In particular embodiments, bus 312 includes hardware, software, or both coupling components of computer system 300 to each other. As an example and not by way of limitation, bus 312 may include an Accelerated Graphics Port (AGP) or other graphics bus, an Enhanced Industry Standard Architecture (EISA) bus, a front-side bus (FSB), a HYPERTRANSPORT (HT) interconnect, an Industry Standard Architecture (ISA) bus, an INFINIBAND interconnect, a low-pin-count (LPC) bus, a memory bus, a Micro Channel Architecture (MCA) bus, a Peripheral Component Interconnect (PCI) bus, a PCI-Express (PCIe) bus, a serial advanced technology attachment (SATA) bus, a Video Electronics Standards Association local (VLB) bus, or another suitable bus or a combination of two or more of these. Bus 312 may include one or more buses 312, where appropriate. Although this disclosure describes and illustrates a particular bus, this disclosure contemplates any suitable bus or interconnect.

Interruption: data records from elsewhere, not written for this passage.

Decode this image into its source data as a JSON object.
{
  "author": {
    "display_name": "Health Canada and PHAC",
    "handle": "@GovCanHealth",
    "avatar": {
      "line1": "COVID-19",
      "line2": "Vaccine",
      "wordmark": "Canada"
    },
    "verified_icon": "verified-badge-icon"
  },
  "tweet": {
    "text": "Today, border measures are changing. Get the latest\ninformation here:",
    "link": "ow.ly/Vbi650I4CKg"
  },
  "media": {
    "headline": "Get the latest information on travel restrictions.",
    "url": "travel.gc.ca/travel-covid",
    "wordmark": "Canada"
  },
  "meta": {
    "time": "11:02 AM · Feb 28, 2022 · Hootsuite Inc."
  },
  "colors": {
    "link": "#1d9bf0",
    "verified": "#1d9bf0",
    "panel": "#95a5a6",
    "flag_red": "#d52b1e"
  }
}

Herein, a computer-readable non-transitory storage medium or media may include one or more semiconductor-based or other integrated circuits (ICs) (such, as for example, field-programmable gate arrays (FPGAs) or application-specific ICs (ASICs)), hard disk drives (HDDs), hybrid hard drives (HHDs), optical discs, optical disc drives (ODDs), magneto-optical discs, magneto-optical drives, floppy diskettes, floppy disk drives (FDDs), magnetic tapes, solid-state drives (SSDs), RAM-drives, SECURE DIGITAL cards or drives, any other suitable computer-readable non-transitory storage media, or any suitable combination of two or more of these, where appropriate. A computer-readable non-transitory storage medium may be volatile, non-volatile, or a combination of volatile and non-volatile, where appropriate.

Herein, “or” is inclusive and not exclusive, unless expressly indicated otherwise or indicated otherwise by context. Therefore, herein, “A or B” means “A, B, or both,” unless expressly indicated otherwise or indicated otherwise by context. Moreover, “and” is both joint and several, unless expressly indicated otherwise or indicated otherwise by context. Therefore, herein, “A and B” means “A and B, jointly or severally,” unless expressly indicated otherwise or indicated otherwise by context.

The scope of this disclosure encompasses all changes, substitutions, variations, alterations, and modifications to the example embodiments described or illustrated herein that a person having ordinary skill in the art would comprehend. The scope of this disclosure is not limited to the example embodiments described or illustrated herein. Moreover, although this disclosure describes and illustrates respective embodiments herein as including particular components, elements, functions, operations, or steps, any of these embodiments may include any combination or permutation of any of the components, elements, functions, operations, or steps described or illustrated anywhere herein that a person having ordinary skill in the art would comprehend. Furthermore, reference in the appended claims to an apparatus or system or a component of an apparatus or system being adapted to, arranged to, capable of, configured to, enabled to, operable to, or operative to perform a particular function encompasses that apparatus, system, component, whether or not it or that particular function is activated, turned on, or unlocked, as long as that apparatus, system, or component is so adapted, arranged, capable, configured, enabled, operable, or operative.